**Data for analysis:**
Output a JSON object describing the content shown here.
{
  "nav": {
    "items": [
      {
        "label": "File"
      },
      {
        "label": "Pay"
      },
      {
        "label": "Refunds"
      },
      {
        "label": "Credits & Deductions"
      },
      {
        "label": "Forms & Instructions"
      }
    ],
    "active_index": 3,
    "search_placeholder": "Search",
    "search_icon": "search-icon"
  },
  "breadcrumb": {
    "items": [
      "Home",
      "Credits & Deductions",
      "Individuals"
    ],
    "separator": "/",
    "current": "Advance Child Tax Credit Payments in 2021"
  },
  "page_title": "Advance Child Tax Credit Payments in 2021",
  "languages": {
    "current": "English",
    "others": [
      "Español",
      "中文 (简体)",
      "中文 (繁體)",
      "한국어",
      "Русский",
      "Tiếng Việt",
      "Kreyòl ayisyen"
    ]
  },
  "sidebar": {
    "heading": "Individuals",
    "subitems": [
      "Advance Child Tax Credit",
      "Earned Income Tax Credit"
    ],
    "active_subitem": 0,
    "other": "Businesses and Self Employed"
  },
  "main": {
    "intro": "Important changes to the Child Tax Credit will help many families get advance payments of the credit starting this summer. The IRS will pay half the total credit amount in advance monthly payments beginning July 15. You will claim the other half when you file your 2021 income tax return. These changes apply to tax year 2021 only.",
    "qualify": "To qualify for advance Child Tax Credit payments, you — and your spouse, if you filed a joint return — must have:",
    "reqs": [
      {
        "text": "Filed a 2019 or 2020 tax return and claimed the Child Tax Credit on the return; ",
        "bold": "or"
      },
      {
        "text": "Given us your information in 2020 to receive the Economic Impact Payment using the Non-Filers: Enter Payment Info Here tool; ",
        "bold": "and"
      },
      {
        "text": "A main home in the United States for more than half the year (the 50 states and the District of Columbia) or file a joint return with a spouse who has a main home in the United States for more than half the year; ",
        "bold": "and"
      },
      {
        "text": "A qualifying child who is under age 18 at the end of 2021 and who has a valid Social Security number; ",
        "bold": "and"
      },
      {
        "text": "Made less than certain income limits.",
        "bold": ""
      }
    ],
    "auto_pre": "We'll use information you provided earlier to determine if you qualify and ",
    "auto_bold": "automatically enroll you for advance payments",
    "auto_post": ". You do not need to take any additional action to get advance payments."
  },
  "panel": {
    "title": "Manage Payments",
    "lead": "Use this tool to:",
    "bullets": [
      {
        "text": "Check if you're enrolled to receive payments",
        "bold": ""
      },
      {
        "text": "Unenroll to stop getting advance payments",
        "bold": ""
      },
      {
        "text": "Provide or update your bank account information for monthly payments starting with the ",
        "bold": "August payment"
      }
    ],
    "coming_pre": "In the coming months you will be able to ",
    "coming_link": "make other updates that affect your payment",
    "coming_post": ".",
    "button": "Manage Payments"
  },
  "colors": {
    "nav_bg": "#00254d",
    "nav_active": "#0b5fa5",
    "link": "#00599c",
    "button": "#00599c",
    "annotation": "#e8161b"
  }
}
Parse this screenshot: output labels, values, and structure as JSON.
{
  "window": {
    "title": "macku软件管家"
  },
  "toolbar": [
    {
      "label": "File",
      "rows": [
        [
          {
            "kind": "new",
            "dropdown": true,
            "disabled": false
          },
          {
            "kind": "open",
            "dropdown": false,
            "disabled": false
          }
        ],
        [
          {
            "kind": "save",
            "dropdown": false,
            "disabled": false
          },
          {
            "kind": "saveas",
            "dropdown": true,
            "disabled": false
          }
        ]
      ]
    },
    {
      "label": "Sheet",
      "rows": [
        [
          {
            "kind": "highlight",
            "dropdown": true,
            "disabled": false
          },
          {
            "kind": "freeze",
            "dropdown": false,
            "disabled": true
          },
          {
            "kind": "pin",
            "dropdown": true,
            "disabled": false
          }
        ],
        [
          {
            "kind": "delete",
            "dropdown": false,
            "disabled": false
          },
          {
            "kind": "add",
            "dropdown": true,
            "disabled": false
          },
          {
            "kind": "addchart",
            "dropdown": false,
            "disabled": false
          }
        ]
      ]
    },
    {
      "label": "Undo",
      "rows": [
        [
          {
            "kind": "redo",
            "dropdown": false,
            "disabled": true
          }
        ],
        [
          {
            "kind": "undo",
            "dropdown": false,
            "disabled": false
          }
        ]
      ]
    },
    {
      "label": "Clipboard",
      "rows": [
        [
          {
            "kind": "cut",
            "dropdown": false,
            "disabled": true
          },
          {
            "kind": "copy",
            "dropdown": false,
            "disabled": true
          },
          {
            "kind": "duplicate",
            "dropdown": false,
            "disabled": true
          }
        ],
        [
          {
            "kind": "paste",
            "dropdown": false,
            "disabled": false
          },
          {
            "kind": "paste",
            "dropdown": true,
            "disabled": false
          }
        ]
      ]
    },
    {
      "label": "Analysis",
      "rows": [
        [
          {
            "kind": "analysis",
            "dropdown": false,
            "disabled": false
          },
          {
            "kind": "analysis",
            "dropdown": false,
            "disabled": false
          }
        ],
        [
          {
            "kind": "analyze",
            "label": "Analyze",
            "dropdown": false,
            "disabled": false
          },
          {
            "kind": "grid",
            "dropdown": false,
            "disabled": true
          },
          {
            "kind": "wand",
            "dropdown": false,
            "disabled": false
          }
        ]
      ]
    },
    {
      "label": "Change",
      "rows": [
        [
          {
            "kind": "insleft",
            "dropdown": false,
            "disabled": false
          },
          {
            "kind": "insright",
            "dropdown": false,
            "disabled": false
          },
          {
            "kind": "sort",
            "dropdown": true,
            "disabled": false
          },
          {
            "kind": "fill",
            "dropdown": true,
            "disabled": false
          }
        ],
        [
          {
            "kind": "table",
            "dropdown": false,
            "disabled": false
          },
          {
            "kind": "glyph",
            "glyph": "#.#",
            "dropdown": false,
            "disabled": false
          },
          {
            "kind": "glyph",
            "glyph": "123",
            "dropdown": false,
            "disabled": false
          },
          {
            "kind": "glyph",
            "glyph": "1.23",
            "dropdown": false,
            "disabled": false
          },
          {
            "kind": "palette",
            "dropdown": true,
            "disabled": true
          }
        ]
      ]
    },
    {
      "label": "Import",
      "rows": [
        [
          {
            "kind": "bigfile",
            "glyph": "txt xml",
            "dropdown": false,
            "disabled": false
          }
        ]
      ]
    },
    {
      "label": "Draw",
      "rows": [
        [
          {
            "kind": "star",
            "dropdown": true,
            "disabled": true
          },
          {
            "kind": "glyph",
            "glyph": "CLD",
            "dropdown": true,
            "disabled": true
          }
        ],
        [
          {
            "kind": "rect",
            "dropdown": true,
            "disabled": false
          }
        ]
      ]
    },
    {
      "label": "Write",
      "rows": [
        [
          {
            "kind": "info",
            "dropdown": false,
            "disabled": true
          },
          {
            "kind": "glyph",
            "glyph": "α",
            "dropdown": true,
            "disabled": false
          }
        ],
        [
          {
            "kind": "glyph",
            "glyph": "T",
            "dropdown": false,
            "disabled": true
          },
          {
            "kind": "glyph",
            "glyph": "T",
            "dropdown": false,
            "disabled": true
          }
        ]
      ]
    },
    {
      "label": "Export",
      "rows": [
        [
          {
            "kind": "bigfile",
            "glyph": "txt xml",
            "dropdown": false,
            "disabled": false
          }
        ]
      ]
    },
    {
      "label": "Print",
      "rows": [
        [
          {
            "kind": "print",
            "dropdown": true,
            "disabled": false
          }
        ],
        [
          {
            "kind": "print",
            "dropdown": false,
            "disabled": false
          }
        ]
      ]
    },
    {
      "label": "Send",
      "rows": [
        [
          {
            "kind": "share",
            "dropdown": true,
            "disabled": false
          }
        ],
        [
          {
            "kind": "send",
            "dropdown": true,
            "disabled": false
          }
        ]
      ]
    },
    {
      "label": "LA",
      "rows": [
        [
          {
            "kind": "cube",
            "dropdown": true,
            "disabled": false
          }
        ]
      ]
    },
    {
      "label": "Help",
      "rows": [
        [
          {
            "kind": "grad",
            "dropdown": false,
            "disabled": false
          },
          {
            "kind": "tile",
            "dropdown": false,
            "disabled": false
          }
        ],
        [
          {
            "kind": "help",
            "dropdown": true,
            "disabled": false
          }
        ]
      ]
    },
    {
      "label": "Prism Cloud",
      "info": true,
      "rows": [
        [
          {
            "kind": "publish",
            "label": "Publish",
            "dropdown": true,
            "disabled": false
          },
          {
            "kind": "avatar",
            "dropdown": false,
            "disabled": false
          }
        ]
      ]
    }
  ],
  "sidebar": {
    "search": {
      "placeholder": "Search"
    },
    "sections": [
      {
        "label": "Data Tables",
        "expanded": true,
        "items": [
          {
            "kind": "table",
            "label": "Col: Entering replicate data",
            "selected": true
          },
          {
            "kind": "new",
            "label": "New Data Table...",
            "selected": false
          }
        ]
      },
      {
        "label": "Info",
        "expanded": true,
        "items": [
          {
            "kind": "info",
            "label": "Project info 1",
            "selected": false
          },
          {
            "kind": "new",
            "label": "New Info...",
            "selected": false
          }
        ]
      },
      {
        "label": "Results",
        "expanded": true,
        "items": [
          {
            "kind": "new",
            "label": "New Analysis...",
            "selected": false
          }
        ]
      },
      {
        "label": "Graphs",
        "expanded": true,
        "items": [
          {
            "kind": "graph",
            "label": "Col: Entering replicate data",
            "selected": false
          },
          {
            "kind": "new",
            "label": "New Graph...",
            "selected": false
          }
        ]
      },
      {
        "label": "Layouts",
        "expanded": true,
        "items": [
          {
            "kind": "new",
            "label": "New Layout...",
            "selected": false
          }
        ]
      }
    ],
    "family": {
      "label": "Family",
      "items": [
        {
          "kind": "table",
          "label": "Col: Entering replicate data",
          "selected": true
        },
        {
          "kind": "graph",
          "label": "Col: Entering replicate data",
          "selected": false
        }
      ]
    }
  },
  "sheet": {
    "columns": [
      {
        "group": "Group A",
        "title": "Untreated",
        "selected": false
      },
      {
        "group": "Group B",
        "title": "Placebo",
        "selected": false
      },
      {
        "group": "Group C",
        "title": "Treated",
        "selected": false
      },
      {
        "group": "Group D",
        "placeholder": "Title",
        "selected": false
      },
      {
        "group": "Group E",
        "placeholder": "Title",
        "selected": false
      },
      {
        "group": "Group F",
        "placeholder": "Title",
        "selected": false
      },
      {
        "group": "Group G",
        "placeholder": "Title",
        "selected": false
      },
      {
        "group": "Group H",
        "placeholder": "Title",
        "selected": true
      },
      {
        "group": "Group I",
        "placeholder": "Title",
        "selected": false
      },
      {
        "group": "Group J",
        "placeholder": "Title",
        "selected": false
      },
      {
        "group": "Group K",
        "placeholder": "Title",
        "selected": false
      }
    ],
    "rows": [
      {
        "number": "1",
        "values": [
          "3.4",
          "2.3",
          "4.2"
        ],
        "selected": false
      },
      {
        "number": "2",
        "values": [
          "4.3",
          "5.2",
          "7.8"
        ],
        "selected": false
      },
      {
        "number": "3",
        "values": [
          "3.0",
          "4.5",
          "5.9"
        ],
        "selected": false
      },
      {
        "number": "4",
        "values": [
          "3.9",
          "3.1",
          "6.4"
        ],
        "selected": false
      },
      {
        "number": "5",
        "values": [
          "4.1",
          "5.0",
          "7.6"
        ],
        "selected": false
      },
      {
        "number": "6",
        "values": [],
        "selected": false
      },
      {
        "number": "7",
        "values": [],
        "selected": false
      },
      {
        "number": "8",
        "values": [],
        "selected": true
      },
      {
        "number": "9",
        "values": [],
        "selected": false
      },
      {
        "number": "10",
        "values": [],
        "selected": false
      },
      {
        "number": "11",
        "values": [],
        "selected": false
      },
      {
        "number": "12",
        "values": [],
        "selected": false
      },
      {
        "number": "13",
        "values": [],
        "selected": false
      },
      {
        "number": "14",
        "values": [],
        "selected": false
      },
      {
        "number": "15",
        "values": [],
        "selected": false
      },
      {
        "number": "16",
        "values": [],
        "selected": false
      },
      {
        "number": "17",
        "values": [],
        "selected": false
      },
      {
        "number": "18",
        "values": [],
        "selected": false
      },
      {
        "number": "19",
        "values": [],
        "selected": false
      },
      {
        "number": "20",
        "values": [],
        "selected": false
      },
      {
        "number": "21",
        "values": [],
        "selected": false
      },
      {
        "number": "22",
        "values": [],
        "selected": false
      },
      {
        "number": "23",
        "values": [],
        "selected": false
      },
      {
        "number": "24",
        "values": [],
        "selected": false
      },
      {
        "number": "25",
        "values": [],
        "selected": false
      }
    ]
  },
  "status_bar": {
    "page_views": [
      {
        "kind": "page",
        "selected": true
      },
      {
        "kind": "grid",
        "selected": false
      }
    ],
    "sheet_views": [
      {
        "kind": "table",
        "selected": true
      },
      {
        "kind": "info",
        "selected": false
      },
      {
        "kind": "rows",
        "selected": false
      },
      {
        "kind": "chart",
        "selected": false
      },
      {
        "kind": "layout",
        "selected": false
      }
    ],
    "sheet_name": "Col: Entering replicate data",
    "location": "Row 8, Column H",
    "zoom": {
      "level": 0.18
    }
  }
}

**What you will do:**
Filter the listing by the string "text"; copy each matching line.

**Written reply:**
        "text": "Filed a 2019 or 2020 tax return and claimed the Child Tax Credit on the return; ",
        "text": "Given us your information in 2020 to receive the Economic Impact Payment using the Non-Filers: Enter Payment Info Here tool; ",
        "text": "A main home in the United States for more than half the year (the 50 states and the District of Columbia) or file a joint return with a spouse who has a main home in the United States for more than half the year; ",
        "text": "A qualifying child who is under age 18 at the end of 2021 and who has a valid Social Security number; ",
        "text": "Made less than certain income limits.",
        "text": "Check if you're enrolled to receive payments",
        "text": "Unenroll to stop getting advance payments",
        "text": "Provide or update your bank account information for monthly payments starting with the ",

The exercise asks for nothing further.